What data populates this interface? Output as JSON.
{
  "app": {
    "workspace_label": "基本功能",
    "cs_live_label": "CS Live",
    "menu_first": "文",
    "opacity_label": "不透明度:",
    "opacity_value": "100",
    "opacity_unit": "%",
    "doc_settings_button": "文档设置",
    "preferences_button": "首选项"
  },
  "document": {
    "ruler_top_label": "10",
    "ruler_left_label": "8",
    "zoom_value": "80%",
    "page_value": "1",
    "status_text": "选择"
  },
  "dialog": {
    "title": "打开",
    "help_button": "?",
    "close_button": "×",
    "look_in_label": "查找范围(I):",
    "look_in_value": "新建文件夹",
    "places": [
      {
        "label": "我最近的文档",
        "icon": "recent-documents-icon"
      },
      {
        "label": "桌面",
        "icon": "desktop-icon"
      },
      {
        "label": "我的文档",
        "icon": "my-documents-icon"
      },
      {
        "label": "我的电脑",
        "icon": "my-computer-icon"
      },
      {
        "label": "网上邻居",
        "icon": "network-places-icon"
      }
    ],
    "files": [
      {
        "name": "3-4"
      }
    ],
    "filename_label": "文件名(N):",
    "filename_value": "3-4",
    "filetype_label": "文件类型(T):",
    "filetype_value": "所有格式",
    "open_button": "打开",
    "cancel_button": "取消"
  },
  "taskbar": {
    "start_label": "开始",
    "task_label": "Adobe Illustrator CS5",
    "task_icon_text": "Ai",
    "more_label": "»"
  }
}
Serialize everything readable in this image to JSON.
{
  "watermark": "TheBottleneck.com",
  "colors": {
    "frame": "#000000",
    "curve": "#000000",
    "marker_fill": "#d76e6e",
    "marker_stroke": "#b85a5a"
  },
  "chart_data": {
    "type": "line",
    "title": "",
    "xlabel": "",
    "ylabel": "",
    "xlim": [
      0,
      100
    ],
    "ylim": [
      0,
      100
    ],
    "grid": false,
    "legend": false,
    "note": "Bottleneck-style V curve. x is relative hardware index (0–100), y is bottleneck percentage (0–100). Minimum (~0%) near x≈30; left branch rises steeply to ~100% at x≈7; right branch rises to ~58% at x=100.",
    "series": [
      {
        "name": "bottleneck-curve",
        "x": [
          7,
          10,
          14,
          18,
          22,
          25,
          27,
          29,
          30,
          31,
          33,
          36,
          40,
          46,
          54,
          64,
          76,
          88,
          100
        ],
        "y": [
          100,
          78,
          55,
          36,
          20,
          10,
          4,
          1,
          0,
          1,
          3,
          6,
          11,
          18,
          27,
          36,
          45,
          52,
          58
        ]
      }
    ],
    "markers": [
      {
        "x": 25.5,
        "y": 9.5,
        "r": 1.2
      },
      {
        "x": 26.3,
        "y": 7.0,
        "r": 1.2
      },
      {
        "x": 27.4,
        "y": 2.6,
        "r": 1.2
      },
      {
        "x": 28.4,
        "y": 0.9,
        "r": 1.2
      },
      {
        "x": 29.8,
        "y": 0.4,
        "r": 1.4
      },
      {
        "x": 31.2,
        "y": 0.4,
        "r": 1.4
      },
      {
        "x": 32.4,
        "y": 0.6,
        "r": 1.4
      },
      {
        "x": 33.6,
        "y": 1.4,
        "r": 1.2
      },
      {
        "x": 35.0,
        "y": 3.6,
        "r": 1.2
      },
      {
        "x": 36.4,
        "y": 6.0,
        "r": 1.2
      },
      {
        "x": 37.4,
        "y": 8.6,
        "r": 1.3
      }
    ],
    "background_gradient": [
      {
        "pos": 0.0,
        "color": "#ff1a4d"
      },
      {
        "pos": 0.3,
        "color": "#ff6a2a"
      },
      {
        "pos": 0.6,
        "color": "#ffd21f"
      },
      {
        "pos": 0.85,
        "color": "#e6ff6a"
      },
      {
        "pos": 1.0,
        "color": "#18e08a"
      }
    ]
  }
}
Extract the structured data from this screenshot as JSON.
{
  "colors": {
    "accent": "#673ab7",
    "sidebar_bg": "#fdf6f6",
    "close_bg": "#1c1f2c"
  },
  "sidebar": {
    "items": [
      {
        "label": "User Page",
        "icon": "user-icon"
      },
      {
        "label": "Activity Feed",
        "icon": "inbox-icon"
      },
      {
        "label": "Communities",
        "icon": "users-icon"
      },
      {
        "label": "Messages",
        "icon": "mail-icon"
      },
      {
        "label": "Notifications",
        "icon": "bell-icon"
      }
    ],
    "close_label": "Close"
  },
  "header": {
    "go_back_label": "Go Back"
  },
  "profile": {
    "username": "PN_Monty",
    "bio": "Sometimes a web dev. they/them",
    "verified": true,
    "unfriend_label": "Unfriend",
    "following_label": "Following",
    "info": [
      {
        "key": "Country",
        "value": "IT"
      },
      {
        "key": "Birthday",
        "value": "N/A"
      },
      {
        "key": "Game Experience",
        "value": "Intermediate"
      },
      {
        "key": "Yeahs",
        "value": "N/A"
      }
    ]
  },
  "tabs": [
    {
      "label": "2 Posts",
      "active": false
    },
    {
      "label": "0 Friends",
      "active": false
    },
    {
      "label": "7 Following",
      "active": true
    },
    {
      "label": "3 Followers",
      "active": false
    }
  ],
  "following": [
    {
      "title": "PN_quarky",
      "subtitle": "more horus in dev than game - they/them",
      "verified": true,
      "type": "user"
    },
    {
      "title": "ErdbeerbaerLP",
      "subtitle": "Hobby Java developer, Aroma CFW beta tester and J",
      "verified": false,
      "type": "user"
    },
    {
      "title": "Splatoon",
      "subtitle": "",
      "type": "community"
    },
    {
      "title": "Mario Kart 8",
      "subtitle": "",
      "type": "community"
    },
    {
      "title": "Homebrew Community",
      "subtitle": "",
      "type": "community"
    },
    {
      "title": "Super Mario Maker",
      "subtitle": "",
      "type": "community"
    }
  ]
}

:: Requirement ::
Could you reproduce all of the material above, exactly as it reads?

:: Problem solution ::
What data populates this interface? Output as JSON.
{
  "app": {
    "workspace_label": "基本功能",
    "cs_live_label": "CS Live",
    "menu_first": "文",
    "opacity_label": "不透明度:",
    "opacity_value": "100",
    "opacity_unit": "%",
    "doc_settings_button": "文档设置",
    "preferences_button": "首选项"
  },
  "document": {
    "ruler_top_label": "10",
    "ruler_left_label": "8",
    "zoom_value": "80%",
    "page_value": "1",
    "status_text": "选择"
  },
  "dialog": {
    "title": "打开",
    "help_button": "?",
    "close_button": "×",
    "look_in_label": "查找范围(I):",
    "look_in_value": "新建文件夹",
    "places": [
      {
        "label": "我最近的文档",
        "icon": "recent-documents-icon"
      },
      {
        "label": "桌面",
        "icon": "desktop-icon"
      },
      {
        "label": "我的文档",
        "icon": "my-documents-icon"
      },
      {
        "label": "我的电脑",
        "icon": "my-computer-icon"
      },
      {
        "label": "网上邻居",
        "icon": "network-places-icon"
      }
    ],
    "files": [
      {
        "name": "3-4"
      }
    ],
    "filename_label": "文件名(N):",
    "filename_value": "3-4",
    "filetype_label": "文件类型(T):",
    "filetype_value": "所有格式",
    "open_button": "打开",
    "cancel_button": "取消"
  },
  "taskbar": {
    "start_label": "开始",
    "task_label": "Adobe Illustrator CS5",
    "task_icon_text": "Ai",
    "more_label": "»"
  }
}
Serialize everything readable in this image to JSON.
{
  "watermark": "TheBottleneck.com",
  "colors": {
    "frame": "#000000",
    "curve": "#000000",
    "marker_fill": "#d76e6e",
    "marker_stroke": "#b85a5a"
  },
  "chart_data": {
    "type": "line",
    "title": "",
    "xlabel": "",
    "ylabel": "",
    "xlim": [
      0,
      100
    ],
    "ylim": [
      0,
      100
    ],
    "grid": false,
    "legend": false,
    "note": "Bottleneck-style V curve. x is relative hardware index (0–100), y is bottleneck percentage (0–100). Minimum (~0%) near x≈30; left branch rises steeply to ~100% at x≈7; right branch rises to ~58% at x=100.",
    "series": [
      {
        "name": "bottleneck-curve",
        "x": [
          7,
          10,
          14,
          18,
          22,
          25,
          27,
          29,
          30,
          31,
          33,
          36,
          40,
          46,
          54,
          64,
          76,
          88,
          100
        ],
        "y": [
          100,
          78,
          55,
          36,
          20,
          10,
          4,
          1,
          0,
          1,
          3,
          6,
          11,
          18,
          27,
          36,
          45,
          52,
          58
        ]
      }
    ],
    "markers": [
      {
        "x": 25.5,
        "y": 9.5,
        "r": 1.2
      },
      {
        "x": 26.3,
        "y": 7.0,
        "r": 1.2
      },
      {
        "x": 27.4,
        "y": 2.6,
        "r": 1.2
      },
      {
        "x": 28.4,
        "y": 0.9,
        "r": 1.2
      },
      {
        "x": 29.8,
        "y": 0.4,
        "r": 1.4
      },
      {
        "x": 31.2,
        "y": 0.4,
        "r": 1.4
      },
      {
        "x": 32.4,
        "y": 0.6,
        "r": 1.4
      },
      {
        "x": 33.6,
        "y": 1.4,
        "r": 1.2
      },
      {
        "x": 35.0,
        "y": 3.6,
        "r": 1.2
      },
      {
        "x": 36.4,
        "y": 6.0,
        "r": 1.2
      },
      {
        "x": 37.4,
        "y": 8.6,
        "r": 1.3
      }
    ],
    "background_gradient": [
      {
        "pos": 0.0,
        "color": "#ff1a4d"
      },
      {
        "pos": 0.3,
        "color": "#ff6a2a"
      },
      {
        "pos": 0.6,
        "color": "#ffd21f"
      },
      {
        "pos": 0.85,
        "color": "#e6ff6a"
      },
      {
        "pos": 1.0,
        "color": "#18e08a"
      }
    ]
  }
}
Extract the structured data from this screenshot as JSON.
{
  "colors": {
    "accent": "#673ab7",
    "sidebar_bg": "#fdf6f6",
    "close_bg": "#1c1f2c"
  },
  "sidebar": {
    "items": [
      {
        "label": "User Page",
        "icon": "user-icon"
      },
      {
        "label": "Activity Feed",
        "icon": "inbox-icon"
      },
      {
        "label": "Communities",
        "icon": "users-icon"
      },
      {
        "label": "Messages",
        "icon": "mail-icon"
      },
      {
        "label": "Notifications",
        "icon": "bell-icon"
      }
    ],
    "close_label": "Close"
  },
  "header": {
    "go_back_label": "Go Back"
  },
  "profile": {
    "username": "PN_Monty",
    "bio": "Sometimes a web dev. they/them",
    "verified": true,
    "unfriend_label": "Unfriend",
    "following_label": "Following",
    "info": [
      {
        "key": "Country",
        "value": "IT"
      },
      {
        "key": "Birthday",
        "value": "N/A"
      },
      {
        "key": "Game Experience",
        "value": "Intermediate"
      },
      {
        "key": "Yeahs",
        "value": "N/A"
      }
    ]
  },
  "tabs": [
    {
      "label": "2 Posts",
      "active": false
    },
    {
      "label": "0 Friends",
      "active": false
    },
    {
      "label": "7 Following",
      "active": true
    },
    {
      "label": "3 Followers",
      "active": false
    }
  ],
  "following": [
    {
      "title": "PN_quarky",
      "subtitle": "more horus in dev than game - they/them",
      "verified": true,
      "type": "user"
    },
    {
      "title": "ErdbeerbaerLP",
      "subtitle": "Hobby Java developer, Aroma CFW beta tester and J",
      "verified": false,
      "type": "user"
    },
    {
      "title": "Splatoon",
      "subtitle": "",
      "type": "community"
    },
    {
      "title": "Mario Kart 8",
      "subtitle": "",
      "type": "community"
    },
    {
      "title": "Homebrew Community",
      "subtitle": "",
      "type": "community"
    },
    {
      "title": "Super Mario Maker",
      "subtitle": "",
      "type": "community"
    }
  ]
}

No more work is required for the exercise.